The horror of pregnancy is the subject at the forefront of Alice Lowe’s frightfully funny horror comedy, Prevenge. Widowed Ruth (Lowe) is seven months pregnant with her first child. Facing the life changing event alone, Ruth hears her unborn baby’s voice from within and embarks on a murderous rampage, doing away with anyone who crosses her. Prevenge has it all, it’s sharply funny, menacingly mean-spirited and incorporates dark drama amongst the laughs and blood shed. It’s a genre film with so many layers which is reflected in the lead character Ruth.
Alice Lowe showcases her talents for writing, acting and now directing, creating an unforgettable and dynamic character while breaking taboos when it comes to female roles in media. Lowe intended to create a character who was both sympathetic and villainous. Ruth is the ultimate horror anti-heroine. To a degree the audience roots for her as she experiences sadness and loneliness with her pregnancy but at the same time she pulls no punches and sets out for nasty, bloody revenge, leaving a trail of carnage in her wake. She is complex and challenging which is incredibly refreshing to see.
Lowe’s chemistry with her co-performers in the film is excellent particularly with Jo Hartley as The Midwife. Hartley plays the character as warm and concerned while engaging in witty dialogue with Lowe’s Ruth. Both actresses have starred in two of the best British horror/comedy films in recent years, Inbred (2011) (for Hartley) and Sightseers (2012) (for Lowe); it’s an absolute treat to see them on screen together as they are both exceptionally talented and play drama and comedy equally well. Tom Davis is wickedly hilarious as ‘DJ Dan’ in one of the film’s earliest scenes. Expect gross out humour and to laugh out loud until your sides split during this bizarre disco sequence. It’s a brilliant mix of Lowe’s twisted sense of humour accompanied by intense, nerve shredding horror.

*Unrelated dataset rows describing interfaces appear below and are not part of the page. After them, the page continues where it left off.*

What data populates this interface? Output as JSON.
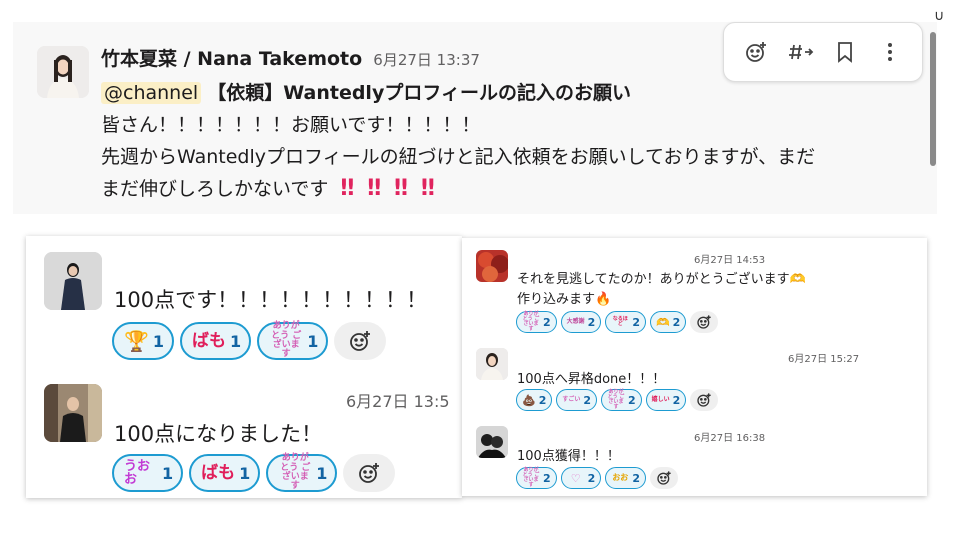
{
  "top_message": {
    "sender": "竹本夏菜 / Nana Takemoto",
    "time": "6月27日 13:37",
    "mention": "@channel",
    "title": "【依頼】Wantedlyプロフィールの記入のお願い",
    "line2": "皆さん！！！！！！！お願いです！！！！！",
    "line3": "先週からWantedlyプロフィールの紐づけと記入依頼をお願いしておりますが、まだ",
    "line4": "まだ伸びしろしかないです",
    "bang_mark": "‼"
  },
  "message_actions": {
    "icons": [
      "add-reaction-icon",
      "share-to-channel-icon",
      "bookmark-icon",
      "more-icon"
    ]
  },
  "corner_glyph": "∪",
  "left_panel": {
    "messages": [
      {
        "text": "100点です！！！！！！！！！！",
        "reactions": [
          {
            "icon": "trophy-emoji",
            "glyph": "🏆",
            "count": "1"
          },
          {
            "icon": "bamo-stamp-emoji",
            "label": "ばも",
            "color": "#e01e5a",
            "count": "1"
          },
          {
            "icon": "arigatou-stamp-emoji",
            "label": "ありがとう ございます",
            "color": "#d45fb5",
            "count": "1"
          }
        ]
      },
      {
        "time": "6月27日 13:5",
        "text": "100点になりました！",
        "reactions": [
          {
            "icon": "uooo-stamp-emoji",
            "label": "うおお",
            "color": "#c23bd4",
            "count": "1"
          },
          {
            "icon": "bamo-stamp-emoji",
            "label": "ばも",
            "color": "#e01e5a",
            "count": "1"
          },
          {
            "icon": "arigatou-stamp-emoji",
            "label": "ありがとう ございます",
            "color": "#d45fb5",
            "count": "1"
          }
        ]
      }
    ]
  },
  "right_panel": {
    "messages": [
      {
        "time": "6月27日 14:53",
        "text1": "それを見逃してたのか！ありがとうございます🫶",
        "text2": "作り込みます🔥",
        "reactions": [
          {
            "icon": "arigatou-stamp-emoji",
            "label": "ありがとう ございます",
            "color": "#d45fb5",
            "count": "2"
          },
          {
            "icon": "daikansha-stamp-emoji",
            "label": "大感謝",
            "color": "#c04a9c",
            "count": "2"
          },
          {
            "icon": "naruhodo-stamp-emoji",
            "label": "なるほど",
            "color": "#e01e5a",
            "count": "2"
          },
          {
            "icon": "heart-hands-emoji",
            "glyph": "🫶",
            "count": "2"
          }
        ]
      },
      {
        "time": "6月27日 15:27",
        "text1": "100点へ昇格done！！！",
        "reactions": [
          {
            "icon": "poop-emoji",
            "glyph": "💩",
            "count": "2"
          },
          {
            "icon": "sugoi-stamp-emoji",
            "label": "すごい",
            "color": "#d45fb5",
            "count": "2"
          },
          {
            "icon": "arigatou-stamp-emoji",
            "label": "ありがとう ございます",
            "color": "#d45fb5",
            "count": "2"
          },
          {
            "icon": "ureshii-stamp-emoji",
            "label": "嬉しい",
            "color": "#e01e5a",
            "count": "2"
          }
        ]
      },
      {
        "time": "6月27日 16:38",
        "text1": "100点獲得！！！",
        "reactions": [
          {
            "icon": "arigatou-stamp-emoji",
            "label": "ありがとう ございます",
            "color": "#d45fb5",
            "count": "2"
          },
          {
            "icon": "heart-stamp-emoji",
            "label": "♡",
            "color": "#e36fc7",
            "count": "2"
          },
          {
            "icon": "ooo-stamp-emoji",
            "label": "おお",
            "color": "#e6a400",
            "count": "2"
          }
        ]
      }
    ]
  },
  "colors": {
    "accent": "#1d9bd1",
    "reaction_bg": "#e8f5fa",
    "mention_bg": "#fbefc6",
    "bang": "#e0245e"
  }
}
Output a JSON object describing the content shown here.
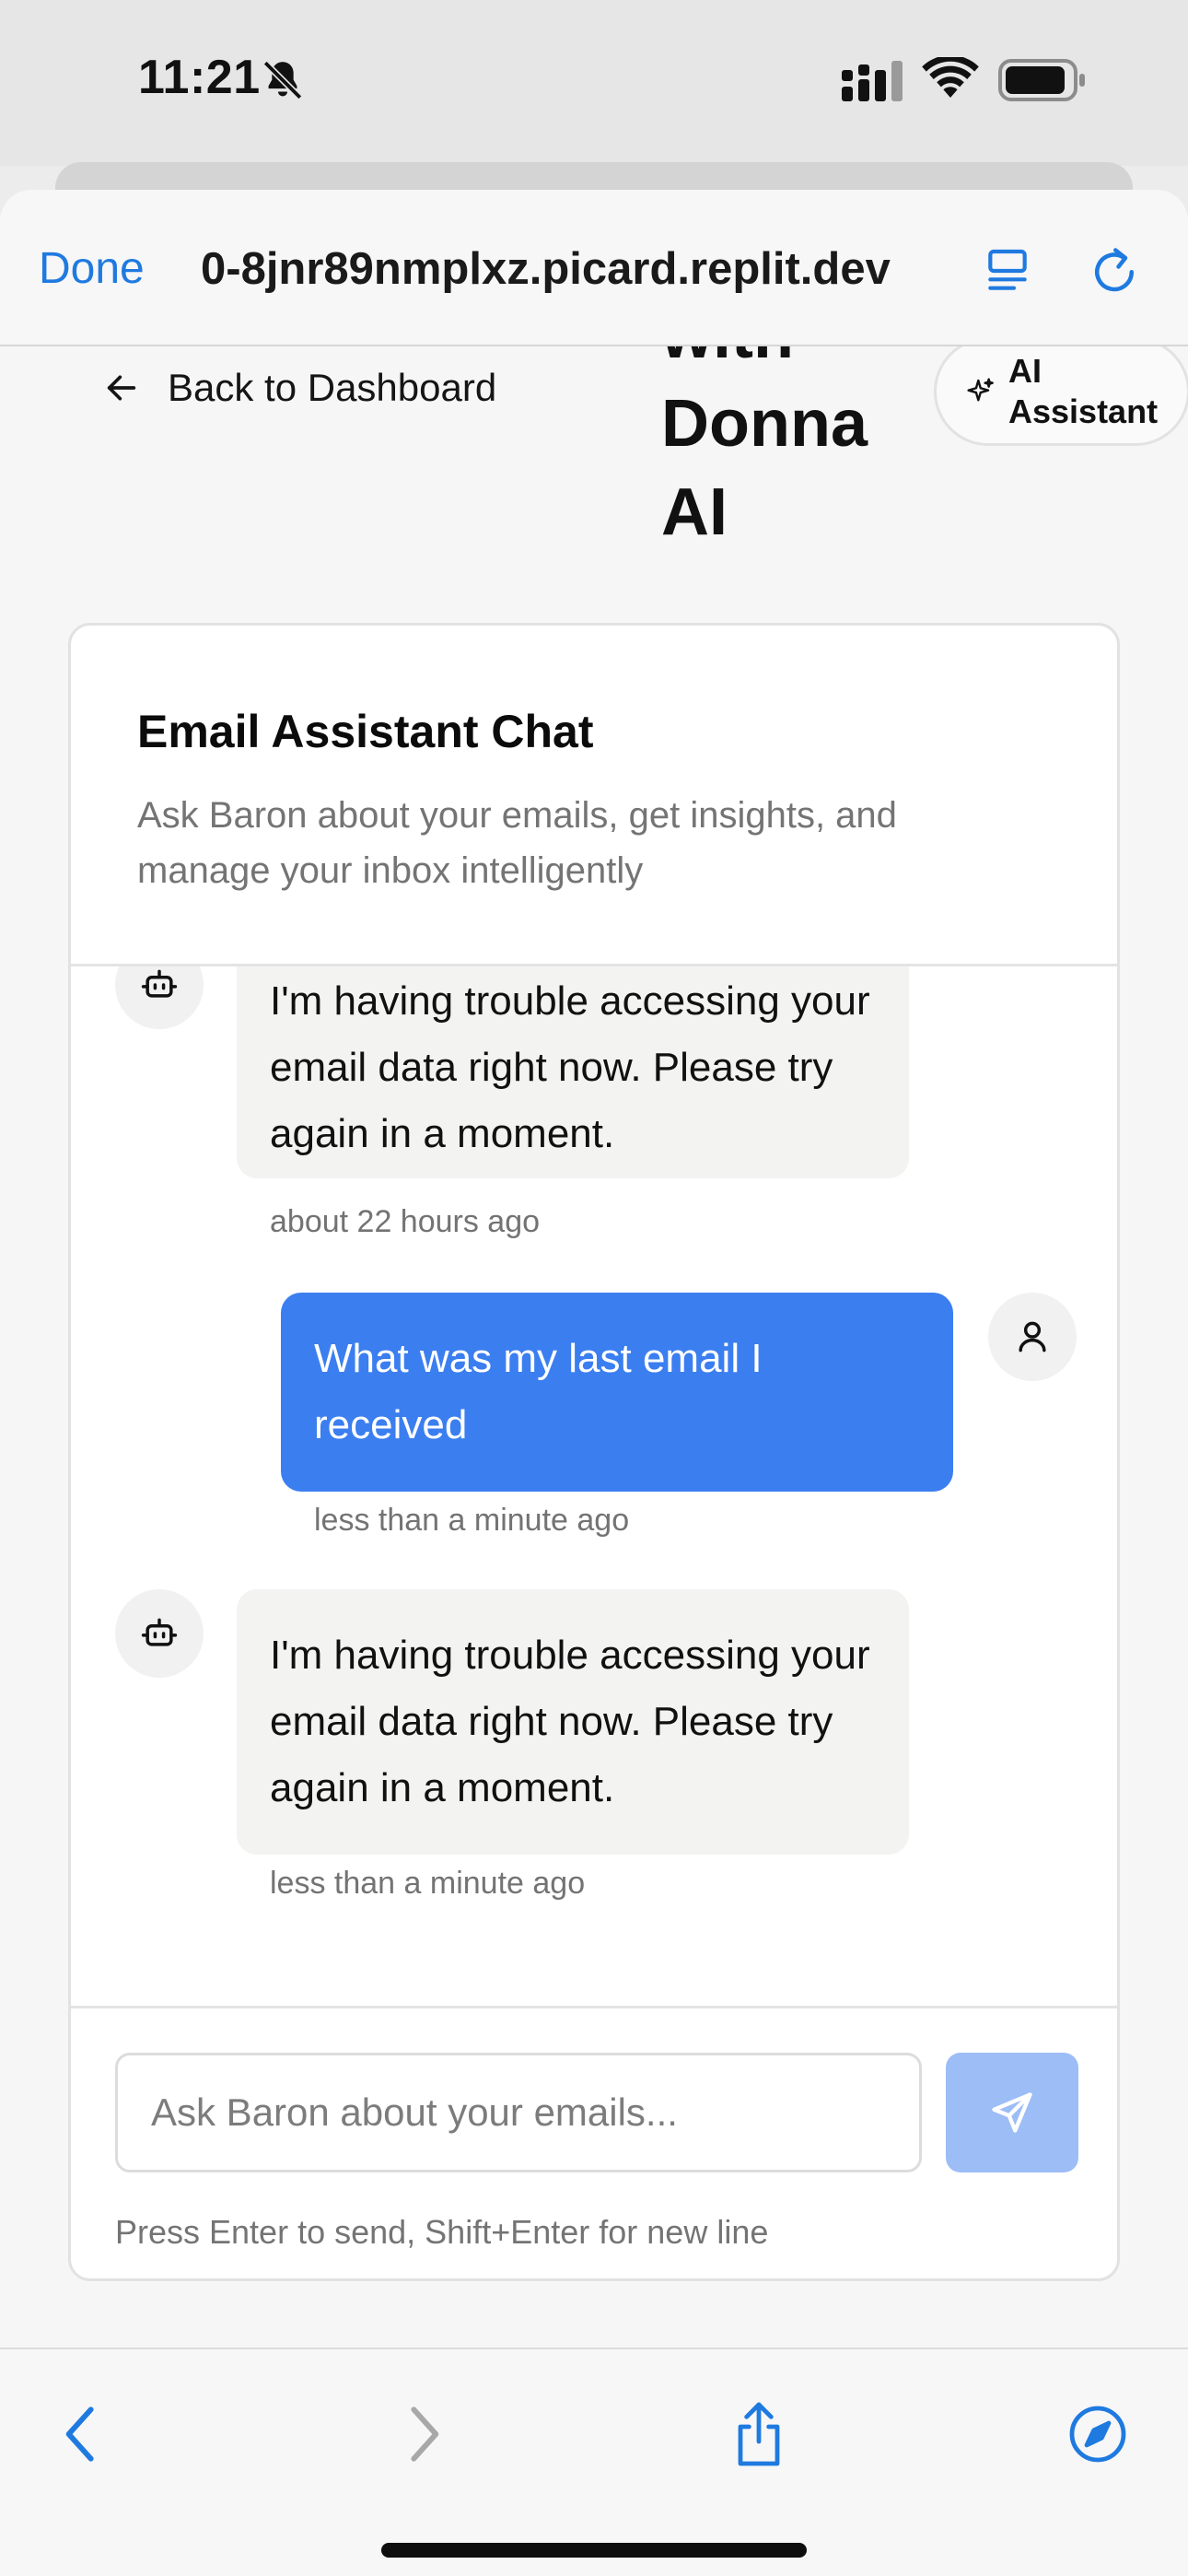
{
  "status_bar": {
    "time": "11:21"
  },
  "browser": {
    "done_label": "Done",
    "url": "0-8jnr89nmplxz.picard.replit.dev"
  },
  "page": {
    "back_label": "Back to Dashboard",
    "title_partial": "with",
    "title_line2": "Donna",
    "title_line3": "AI",
    "ai_badge": "AI Assistant"
  },
  "chat": {
    "title": "Email Assistant Chat",
    "description": "Ask Baron about your emails, get insights, and manage your inbox intelligently",
    "messages": [
      {
        "role": "assistant",
        "text": "I'm having trouble accessing your email data right now. Please try again in a moment.",
        "time": "about 22 hours ago"
      },
      {
        "role": "user",
        "text": "What was my last email I received",
        "time": "less than a minute ago"
      },
      {
        "role": "assistant",
        "text": "I'm having trouble accessing your email data right now. Please try again in a moment.",
        "time": "less than a minute ago"
      }
    ],
    "input_placeholder": "Ask Baron about your emails...",
    "input_value": "",
    "hint": "Press Enter to send, Shift+Enter for new line"
  },
  "colors": {
    "user_bubble": "#3b7ef0",
    "send_button_disabled": "#9cbdf6",
    "ios_blue": "#1f7ae0"
  },
  "icons": {
    "status": [
      "bell-slash-icon",
      "cellular-signal-icon",
      "wifi-icon",
      "battery-icon"
    ],
    "browser": [
      "reader-mode-icon",
      "reload-icon"
    ],
    "toolbar": [
      "back-arrow-icon",
      "forward-arrow-icon",
      "share-icon",
      "compass-icon"
    ]
  }
}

The film has a surreal tone to it and it can be viewed as a mixture of genres. Essentially it’s a very well done slasher film with a rising body count, creative kills and features a killer with strong characterisation. It’s also an emotional drama that deals with very real subjects of impending parenthood and grief. Lowe uses the fantastical horror element as a metaphor to depict a realistic situation exceptionally well. It’s a well rounded film and nothing feels wasted. The stunning scenery of Pembrokeshire and the bright lights of Cardiff are beautifully captured with the cinematography. Shots of Ruth in her Halloween costume (featured on the poster) wandering the streets of Cardiff amidst all the drunken chaos is a frantic but an incredibly awesome film moment.
Prevenge includes a memorable soundtrack that fans are raving about and rightfully so. The score composed by Toydrum has John Carpenter vibes about it, adding another cool dimension to the film. It’s available for purchase courtesy of Bandcamp. https://invada.bandcamp.com/album/prevenge-original-soundtrack
The conclusion is absolutely fitting and the most brilliant and poignant way to round the film off, in terms of the plot and dialogue. Shot in only 11 days while Lowe was pregnant in real life (no prosthetic bumps required!), Prevenge is a tremendous achievement in independent filmmaking. The kills are expertly edited and the movie has so much depth to it on the whole. Alice Lowe has created a film where a female character doesn’t have to be just one thing, she can be a mother but she can also be badass and can take care of herself.
Prevenge is currently one of the best genre films out on the horror circuit and has something that appeals to all kinds of horror fans. It’s pitch black British humour at it’s best. If you loved Sightseers then you’ll definitely love Prevenge, in fact they would make a superb double feature together.
Prevenge will be screening at the Aberystwyth Arts Centre on Friday, March the 31st at 8:15pm alongside Caradog James’s (The Machine) “Don’t Knock Twice”.